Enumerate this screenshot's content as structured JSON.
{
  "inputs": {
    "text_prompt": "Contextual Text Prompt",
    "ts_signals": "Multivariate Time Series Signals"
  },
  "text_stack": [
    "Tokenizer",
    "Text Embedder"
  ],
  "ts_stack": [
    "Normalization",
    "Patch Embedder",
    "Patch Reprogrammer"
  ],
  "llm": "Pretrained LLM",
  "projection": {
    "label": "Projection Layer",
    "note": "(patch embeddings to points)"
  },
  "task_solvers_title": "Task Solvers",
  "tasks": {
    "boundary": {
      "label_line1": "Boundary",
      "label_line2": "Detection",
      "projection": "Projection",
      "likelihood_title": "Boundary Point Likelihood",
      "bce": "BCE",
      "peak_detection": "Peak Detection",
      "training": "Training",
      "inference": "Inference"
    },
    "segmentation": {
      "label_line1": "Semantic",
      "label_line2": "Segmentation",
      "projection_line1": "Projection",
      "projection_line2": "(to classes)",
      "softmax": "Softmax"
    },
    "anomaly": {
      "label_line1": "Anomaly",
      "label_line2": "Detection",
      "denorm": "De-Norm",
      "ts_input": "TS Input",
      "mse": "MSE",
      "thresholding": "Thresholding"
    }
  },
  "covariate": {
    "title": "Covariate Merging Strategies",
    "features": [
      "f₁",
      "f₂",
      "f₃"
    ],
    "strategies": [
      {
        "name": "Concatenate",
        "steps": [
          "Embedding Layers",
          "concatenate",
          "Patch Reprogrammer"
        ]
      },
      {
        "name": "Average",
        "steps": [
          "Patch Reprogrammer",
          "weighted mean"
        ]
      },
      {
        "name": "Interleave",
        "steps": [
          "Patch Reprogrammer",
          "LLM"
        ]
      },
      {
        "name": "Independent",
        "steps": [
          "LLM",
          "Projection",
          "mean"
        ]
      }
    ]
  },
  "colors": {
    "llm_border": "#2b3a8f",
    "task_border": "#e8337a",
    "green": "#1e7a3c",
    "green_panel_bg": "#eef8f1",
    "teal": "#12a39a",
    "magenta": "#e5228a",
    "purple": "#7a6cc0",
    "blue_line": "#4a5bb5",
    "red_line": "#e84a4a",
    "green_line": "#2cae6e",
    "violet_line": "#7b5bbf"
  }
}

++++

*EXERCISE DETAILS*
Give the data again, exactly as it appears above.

*SOLUTION TO THIS EXERCISE*
Enumerate this screenshot's content as structured JSON.
{
  "inputs": {
    "text_prompt": "Contextual Text Prompt",
    "ts_signals": "Multivariate Time Series Signals"
  },
  "text_stack": [
    "Tokenizer",
    "Text Embedder"
  ],
  "ts_stack": [
    "Normalization",
    "Patch Embedder",
    "Patch Reprogrammer"
  ],
  "llm": "Pretrained LLM",
  "projection": {
    "label": "Projection Layer",
    "note": "(patch embeddings to points)"
  },
  "task_solvers_title": "Task Solvers",
  "tasks": {
    "boundary": {
      "label_line1": "Boundary",
      "label_line2": "Detection",
      "projection": "Projection",
      "likelihood_title": "Boundary Point Likelihood",
      "bce": "BCE",
      "peak_detection": "Peak Detection",
      "training": "Training",
      "inference": "Inference"
    },
    "segmentation": {
      "label_line1": "Semantic",
      "label_line2": "Segmentation",
      "projection_line1": "Projection",
      "projection_line2": "(to classes)",
      "softmax": "Softmax"
    },
    "anomaly": {
      "label_line1": "Anomaly",
      "label_line2": "Detection",
      "denorm": "De-Norm",
      "ts_input": "TS Input",
      "mse": "MSE",
      "thresholding": "Thresholding"
    }
  },
  "covariate": {
    "title": "Covariate Merging Strategies",
    "features": [
      "f₁",
      "f₂",
      "f₃"
    ],
    "strategies": [
      {
        "name": "Concatenate",
        "steps": [
          "Embedding Layers",
          "concatenate",
          "Patch Reprogrammer"
        ]
      },
      {
        "name": "Average",
        "steps": [
          "Patch Reprogrammer",
          "weighted mean"
        ]
      },
      {
        "name": "Interleave",
        "steps": [
          "Patch Reprogrammer",
          "LLM"
        ]
      },
      {
        "name": "Independent",
        "steps": [
          "LLM",
          "Projection",
          "mean"
        ]
      }
    ]
  },
  "colors": {
    "llm_border": "#2b3a8f",
    "task_border": "#e8337a",
    "green": "#1e7a3c",
    "green_panel_bg": "#eef8f1",
    "teal": "#12a39a",
    "magenta": "#e5228a",
    "purple": "#7a6cc0",
    "blue_line": "#4a5bb5",
    "red_line": "#e84a4a",
    "green_line": "#2cae6e",
    "violet_line": "#7b5bbf"
  }
}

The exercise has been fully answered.